  • Among students in Kindergarten through grade 8, when wearing a face covering is problematic. 
  • By teachers (all grades), when wearing a face covering may impede the educational process. 
  • For staff, students, or visitors who cannot tolerate a face covering due to a developmental, medical, or behavioral health condition. 
  • For staff providing direct support student services, when a face covering impedes the service being provided. 

For optimal protection, the face shield should extend below the chin anteriorly, to the ears laterally, and there should be no exposed gap between the forehead and the shield’s headpiece.

Resources:

2020-2021 Planning Guide for Schools

Face Covering Requirements and Recommendations under Executive Order 20-81

CDC Calls On Americans To Wear Masks To Prevent COVID-19 Spread

When You Can Be Around Others After You Had Or Likely Had COVID-19

Toolkit for K-12 Schools

Toolkit for Young Adults: 15 to 21

Early Childhood Screening

Who: Children 3 and 4 years of age

What: Screening in early childhood supports children's readiness for Kindergarten and promotes health and development. Screening includes vision and hearing, height and weight, immunization review, large and small muscles, thinking, language and communication skills as well as social and emotional development. Early Childhood Screening or a comparable comprehensive screening is required for public school Kindergarten entrance.

When: September 25th, 2020

October 23rd, 2020

February 26th, 2021

Please call (218) 885-1280 ext.51154 for an appointment.

Where: Nashwauk Lutheran Church

304 3rd Street, Nashwauk, MN 55769

Immunizations

Immunizations are important to keep your child and those around them healthy at school. Vaccines are recommended throughout childhood.  Specifically, there are vaccinations required before Kindergarten and prior to entering the 7th and 12th grades. 

If you do not plan to have your child immunized for medical reasons or personal beliefs please submit a notarized conscientious objection form or documentation from your physician indicating medical exemption.

Are Your Kids Ready?
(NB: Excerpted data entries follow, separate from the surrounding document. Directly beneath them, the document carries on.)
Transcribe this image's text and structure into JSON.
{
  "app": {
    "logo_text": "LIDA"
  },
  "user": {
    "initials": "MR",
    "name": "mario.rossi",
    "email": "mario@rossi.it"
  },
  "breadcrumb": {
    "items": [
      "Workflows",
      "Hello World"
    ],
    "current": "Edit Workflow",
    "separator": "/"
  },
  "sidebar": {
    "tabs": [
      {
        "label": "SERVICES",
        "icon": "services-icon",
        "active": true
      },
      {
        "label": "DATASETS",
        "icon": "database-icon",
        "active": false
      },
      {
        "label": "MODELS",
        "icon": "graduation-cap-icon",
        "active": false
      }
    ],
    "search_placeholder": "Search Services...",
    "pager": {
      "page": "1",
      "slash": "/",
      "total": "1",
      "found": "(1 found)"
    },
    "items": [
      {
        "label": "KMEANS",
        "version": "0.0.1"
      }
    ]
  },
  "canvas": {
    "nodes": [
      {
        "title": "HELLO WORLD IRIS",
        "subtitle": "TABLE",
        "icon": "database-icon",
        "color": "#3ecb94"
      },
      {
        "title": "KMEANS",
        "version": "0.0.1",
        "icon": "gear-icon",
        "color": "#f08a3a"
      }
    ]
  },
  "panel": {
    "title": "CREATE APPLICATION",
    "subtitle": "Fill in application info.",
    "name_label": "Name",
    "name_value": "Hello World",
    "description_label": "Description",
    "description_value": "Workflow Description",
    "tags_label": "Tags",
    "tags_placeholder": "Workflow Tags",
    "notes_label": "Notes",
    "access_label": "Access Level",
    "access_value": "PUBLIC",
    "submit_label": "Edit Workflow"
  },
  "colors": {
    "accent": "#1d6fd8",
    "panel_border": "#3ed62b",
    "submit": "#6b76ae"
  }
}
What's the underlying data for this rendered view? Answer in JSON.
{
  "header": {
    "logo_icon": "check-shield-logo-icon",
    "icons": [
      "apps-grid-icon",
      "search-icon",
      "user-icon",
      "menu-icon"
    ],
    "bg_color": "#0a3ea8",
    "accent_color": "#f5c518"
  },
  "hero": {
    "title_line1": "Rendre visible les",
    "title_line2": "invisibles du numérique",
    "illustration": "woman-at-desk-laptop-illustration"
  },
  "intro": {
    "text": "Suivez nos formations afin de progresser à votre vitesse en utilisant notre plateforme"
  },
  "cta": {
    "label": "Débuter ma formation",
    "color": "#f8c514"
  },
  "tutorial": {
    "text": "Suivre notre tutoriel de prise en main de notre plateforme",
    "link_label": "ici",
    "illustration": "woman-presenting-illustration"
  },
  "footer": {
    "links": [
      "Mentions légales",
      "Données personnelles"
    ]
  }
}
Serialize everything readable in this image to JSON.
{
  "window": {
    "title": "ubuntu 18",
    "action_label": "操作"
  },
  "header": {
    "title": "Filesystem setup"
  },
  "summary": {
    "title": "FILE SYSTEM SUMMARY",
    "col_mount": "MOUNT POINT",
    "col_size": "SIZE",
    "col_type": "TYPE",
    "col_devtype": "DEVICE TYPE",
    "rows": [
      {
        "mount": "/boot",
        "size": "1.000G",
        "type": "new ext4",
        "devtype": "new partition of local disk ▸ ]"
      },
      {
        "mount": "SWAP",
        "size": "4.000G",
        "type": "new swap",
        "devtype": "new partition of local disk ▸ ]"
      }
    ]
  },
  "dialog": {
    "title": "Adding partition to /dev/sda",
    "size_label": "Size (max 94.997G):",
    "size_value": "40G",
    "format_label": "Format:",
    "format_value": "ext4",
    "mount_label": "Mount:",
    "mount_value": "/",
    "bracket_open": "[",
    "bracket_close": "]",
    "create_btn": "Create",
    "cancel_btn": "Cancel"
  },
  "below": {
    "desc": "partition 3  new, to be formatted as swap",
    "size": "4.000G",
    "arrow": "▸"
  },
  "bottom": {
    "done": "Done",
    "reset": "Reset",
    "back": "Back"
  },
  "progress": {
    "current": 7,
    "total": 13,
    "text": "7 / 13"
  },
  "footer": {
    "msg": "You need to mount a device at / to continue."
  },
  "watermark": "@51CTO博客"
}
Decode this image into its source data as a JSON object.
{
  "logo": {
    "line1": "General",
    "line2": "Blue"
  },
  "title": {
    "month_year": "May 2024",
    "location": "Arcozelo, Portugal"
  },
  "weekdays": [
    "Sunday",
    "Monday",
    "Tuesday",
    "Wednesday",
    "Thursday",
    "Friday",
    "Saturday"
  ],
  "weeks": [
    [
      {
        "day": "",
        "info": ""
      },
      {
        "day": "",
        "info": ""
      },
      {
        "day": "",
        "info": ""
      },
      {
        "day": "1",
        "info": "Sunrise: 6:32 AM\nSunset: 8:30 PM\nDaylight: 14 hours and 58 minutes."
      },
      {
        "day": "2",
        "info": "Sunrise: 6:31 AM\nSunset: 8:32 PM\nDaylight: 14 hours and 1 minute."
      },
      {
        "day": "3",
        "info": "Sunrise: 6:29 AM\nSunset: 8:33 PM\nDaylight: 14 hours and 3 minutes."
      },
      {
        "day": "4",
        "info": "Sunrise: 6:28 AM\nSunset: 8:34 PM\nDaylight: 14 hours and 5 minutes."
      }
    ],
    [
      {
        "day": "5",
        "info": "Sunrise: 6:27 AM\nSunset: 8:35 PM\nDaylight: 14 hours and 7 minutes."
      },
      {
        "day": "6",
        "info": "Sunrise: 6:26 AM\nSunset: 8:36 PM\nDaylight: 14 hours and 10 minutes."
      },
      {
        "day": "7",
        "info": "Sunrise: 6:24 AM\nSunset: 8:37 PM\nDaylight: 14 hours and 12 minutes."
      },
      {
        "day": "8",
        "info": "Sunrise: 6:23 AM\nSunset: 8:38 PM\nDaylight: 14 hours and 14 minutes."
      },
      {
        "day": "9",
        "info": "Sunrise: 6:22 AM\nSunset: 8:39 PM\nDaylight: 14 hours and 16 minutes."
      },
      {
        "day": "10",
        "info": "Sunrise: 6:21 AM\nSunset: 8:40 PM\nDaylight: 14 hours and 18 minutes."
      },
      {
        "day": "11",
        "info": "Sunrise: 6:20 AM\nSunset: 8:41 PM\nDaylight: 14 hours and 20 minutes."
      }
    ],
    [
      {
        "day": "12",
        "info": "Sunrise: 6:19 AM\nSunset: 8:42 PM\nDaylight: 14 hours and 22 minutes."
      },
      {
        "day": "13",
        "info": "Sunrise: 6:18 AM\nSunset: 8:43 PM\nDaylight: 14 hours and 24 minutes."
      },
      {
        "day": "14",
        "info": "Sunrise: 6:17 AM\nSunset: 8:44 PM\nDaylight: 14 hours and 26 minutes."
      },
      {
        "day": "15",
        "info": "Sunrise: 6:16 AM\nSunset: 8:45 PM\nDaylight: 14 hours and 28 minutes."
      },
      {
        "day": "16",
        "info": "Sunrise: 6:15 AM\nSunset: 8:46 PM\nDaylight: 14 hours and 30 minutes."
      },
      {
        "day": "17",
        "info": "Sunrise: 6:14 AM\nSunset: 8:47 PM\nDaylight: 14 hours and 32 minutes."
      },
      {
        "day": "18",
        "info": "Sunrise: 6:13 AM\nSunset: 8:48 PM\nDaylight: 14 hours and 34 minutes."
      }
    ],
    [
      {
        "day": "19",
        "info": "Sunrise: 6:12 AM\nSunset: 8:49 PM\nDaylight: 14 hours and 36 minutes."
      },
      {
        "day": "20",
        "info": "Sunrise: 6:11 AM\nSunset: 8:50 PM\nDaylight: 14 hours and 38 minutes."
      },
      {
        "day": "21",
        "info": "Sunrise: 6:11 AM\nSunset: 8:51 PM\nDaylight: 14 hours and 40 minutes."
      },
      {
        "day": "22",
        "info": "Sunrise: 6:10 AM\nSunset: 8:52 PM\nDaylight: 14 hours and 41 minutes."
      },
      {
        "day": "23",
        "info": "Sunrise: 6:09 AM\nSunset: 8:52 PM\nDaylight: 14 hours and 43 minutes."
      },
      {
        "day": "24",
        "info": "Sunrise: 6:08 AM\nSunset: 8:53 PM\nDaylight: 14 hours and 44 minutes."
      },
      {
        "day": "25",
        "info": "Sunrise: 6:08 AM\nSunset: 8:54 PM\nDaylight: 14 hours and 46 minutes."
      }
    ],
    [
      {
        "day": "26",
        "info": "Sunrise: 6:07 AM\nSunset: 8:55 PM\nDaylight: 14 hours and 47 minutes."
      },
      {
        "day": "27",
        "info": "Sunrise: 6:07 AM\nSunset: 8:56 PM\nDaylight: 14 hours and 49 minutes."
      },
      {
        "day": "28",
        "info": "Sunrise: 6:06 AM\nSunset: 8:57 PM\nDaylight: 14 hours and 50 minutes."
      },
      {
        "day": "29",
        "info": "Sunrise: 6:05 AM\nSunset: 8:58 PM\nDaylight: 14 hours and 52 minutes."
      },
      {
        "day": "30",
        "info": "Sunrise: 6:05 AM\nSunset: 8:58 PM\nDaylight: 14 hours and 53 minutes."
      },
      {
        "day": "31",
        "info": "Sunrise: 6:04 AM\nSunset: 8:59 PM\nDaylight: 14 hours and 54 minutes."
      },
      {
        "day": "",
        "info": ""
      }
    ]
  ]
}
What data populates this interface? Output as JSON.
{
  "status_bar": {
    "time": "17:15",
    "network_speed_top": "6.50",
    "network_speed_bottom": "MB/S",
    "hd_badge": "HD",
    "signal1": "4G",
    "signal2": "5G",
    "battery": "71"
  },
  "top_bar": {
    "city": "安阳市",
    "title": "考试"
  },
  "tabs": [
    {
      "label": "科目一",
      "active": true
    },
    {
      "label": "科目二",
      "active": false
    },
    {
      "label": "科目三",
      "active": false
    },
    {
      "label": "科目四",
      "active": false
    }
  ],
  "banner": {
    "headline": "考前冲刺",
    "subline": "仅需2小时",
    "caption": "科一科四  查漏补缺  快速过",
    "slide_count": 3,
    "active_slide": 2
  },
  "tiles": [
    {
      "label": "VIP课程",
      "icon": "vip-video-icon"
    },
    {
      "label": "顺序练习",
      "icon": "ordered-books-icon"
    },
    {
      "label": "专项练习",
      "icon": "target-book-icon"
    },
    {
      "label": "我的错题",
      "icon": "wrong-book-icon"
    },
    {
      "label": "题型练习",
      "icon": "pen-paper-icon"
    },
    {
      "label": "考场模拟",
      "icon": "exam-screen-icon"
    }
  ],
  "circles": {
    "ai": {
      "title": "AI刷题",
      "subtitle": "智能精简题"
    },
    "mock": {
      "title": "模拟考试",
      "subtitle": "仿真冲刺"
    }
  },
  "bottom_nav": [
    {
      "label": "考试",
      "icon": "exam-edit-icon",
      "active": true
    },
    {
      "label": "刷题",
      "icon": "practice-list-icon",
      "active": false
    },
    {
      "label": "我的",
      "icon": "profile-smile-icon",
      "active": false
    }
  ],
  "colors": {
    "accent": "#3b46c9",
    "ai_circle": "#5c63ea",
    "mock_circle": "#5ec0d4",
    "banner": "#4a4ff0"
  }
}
Minnesota's Immunization Law

Teens Need Shots Too!

Hearing and Vision Screening

Minnesota Department of Health recommends that all children receive a hearing and vision screening annually from kindergarten through third grade and in grades five, eight, and eleven. If vision or hearing difficulties are detected at screening, you will be notified by the District Nurse.  If you have concerns regarding your child's hearing or vision, please let the District Nurse know.

Helpful Links:

Emoji Illness Guide- When should kids stay home from school?